Writers Willy Russell and Tim Firth are cutting out the middle men (the actors and the director) by performing their own work in a show called In Other Words, which is currently touring. It features 13 songs (mostly new) interspersed with excerpts from some of their best known works. Firth and Russell are accompanied by an eight piece band led by musical director Andy Roberts.

An Arts Council England survey has revealed that British theatre generates 2.6 billion annually for the UK economy, with more than half coming from the West End. An Economic Impact Study of UK Theatre found that West End venues put 1.5 billion back into the economy through ancillary audience spending, and expenditure by theatres on staff, goods and services. On average, each West End audience member spends an additional 53.77 on public transport, food and drink, accommodation and childcare. The economic impact of regional theatres is 1.1 billion, with an average extra audience spend of 7.77. This 2.6 billion boost to the economy is generated by an industry that benefits from a minimal public subsidy of 121.3 million.

The Royal Shakespeare Company has announced productions for its winter season in Stratford. In the Swan Theatre, one company will perform in repertoire Julius Caesar, directed by David Farr, and The Two Gentlemen Of Verona, directed by Fiona Buffini, from 18th November to 26th February. Before and after the Stratford season, these productions will tour leisure centres and schools around the country, performing in the RSC's mobile auditorium. In the Royal Shakespeare Theatre, Beauty And The Beast, adapted and directed by Laurence Boswell, will return from 23rd November to 16th January.

Demos & Closures: A march is to be held at 12 noon on 12th June as part of the campaign to save the Redgrave Theatre in Farnham. Further information can be found on the Redgrave Theatre web site via the link from the Regional Theatres section of TheatreNet.

The summer season at the Soho Theatre will comprise: Belfast Blues, a one person play written and performed by Geraldine Hughes, about growing up in Catholic Belfast during the 1970's and 1980's, directed by Christine Harmar-Brown, from 1st June to 3rd July; performed in tandem with Robert Welch's one person play Protestant, a collection of stories which explore the essence of Protestantism, performed by Paul Hickey, directed by Rachel O'Riordan, from 7th June to 3rd July; and Lin Coghlan's Mercy, a 'futureshock' play, directed by Paul Miller, from 8th July to 7th August.

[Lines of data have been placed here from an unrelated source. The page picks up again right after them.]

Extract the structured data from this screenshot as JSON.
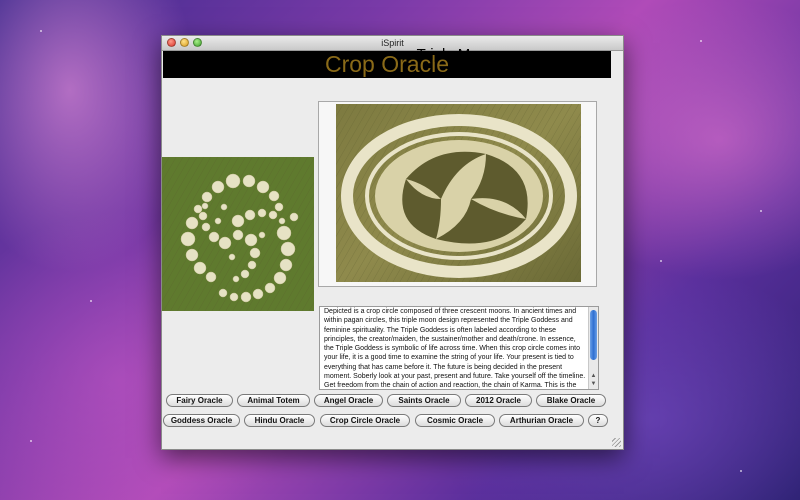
{
  "window": {
    "title": "iSpirit"
  },
  "banner": {
    "title": "Crop Oracle"
  },
  "card": {
    "title": "Triple Moon",
    "description": "Depicted is a crop circle composed of three crescent moons. In ancient times and within pagan circles, this triple moon design represented the Triple Goddess and feminine spirituality. The Triple Goddess is often labeled according to these principles, the creator/maiden, the sustainer/mother and death/crone. In essence, the Triple Goddess is symbolic of life across time. When this crop circle comes into your life, it is a good time to examine the string of your life. Your present is tied to everything that has came before it. The future is being decided in the present moment. Soberly look at your past, present and future. Take yourself off the timeline. Get freedom from the chain of action and reaction, the chain of Karma. This is the ability to make truly free"
  },
  "oracle_buttons": {
    "row1": [
      "Fairy Oracle",
      "Animal Totem",
      "Angel Oracle",
      "Saints Oracle",
      "2012 Oracle",
      "Blake Oracle"
    ],
    "row2": [
      "Goddess Oracle",
      "Hindu Oracle",
      "Crop Circle Oracle",
      "Cosmic Oracle",
      "Arthurian Oracle",
      "?"
    ]
  },
  "colors": {
    "banner_bg": "#000000",
    "banner_text": "#8a6a18",
    "scroll_thumb": "#2f6fd0"
  },
  "icons": {
    "scroll_up": "scroll-up-arrow-icon",
    "scroll_down": "scroll-down-arrow-icon"
  }
}
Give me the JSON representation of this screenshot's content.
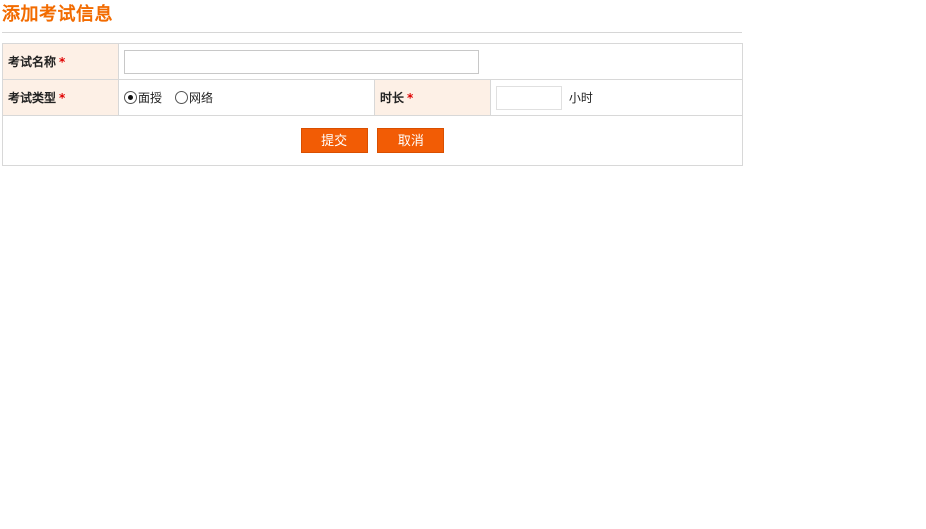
{
  "page": {
    "title": "添加考试信息"
  },
  "form": {
    "exam_name": {
      "label": "考试名称",
      "required_mark": "*",
      "value": ""
    },
    "exam_type": {
      "label": "考试类型",
      "required_mark": "*",
      "options": [
        {
          "label": "面授",
          "checked": true
        },
        {
          "label": "网络",
          "checked": false
        }
      ]
    },
    "duration": {
      "label": "时长",
      "required_mark": "*",
      "value": "",
      "unit": "小时"
    }
  },
  "actions": {
    "submit_label": "提交",
    "cancel_label": "取消"
  },
  "colors": {
    "accent": "#f26b00",
    "button_bg": "#f25c05",
    "label_bg": "#fdf0e6",
    "required": "#e00000"
  }
}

Once again this year the National Theatre is presenting Watch This Space, its free outdoor festival in Theatre Square from 18th June to 21st August, with a programme of street theatre that includes DJs, kathak dance, Greek music, acrobatics, flamenco, mime, jazz, martial arts, African drumming, salsa, physical theatre, blues, Commedia del Arte, rumba, clowns, contemporary dance, aerialists, comedy and pyrotechnics. Events are at 6.15pm Mondays to Saturdays, plus 1.15pm on Thursdays, Fridays and Saturdays, and 10.30pm on Saturdays. New this year will be feature films projected on to the 70ft high Lyttelton fly tower on Saturday nights from 31st July to 21st August, with musicians providing live accompaniment on some nights. There will also be an additional screen in Theatre Square. Further information can be found on the National Theatre web site via the link from the London Theatres section of TheatreNet.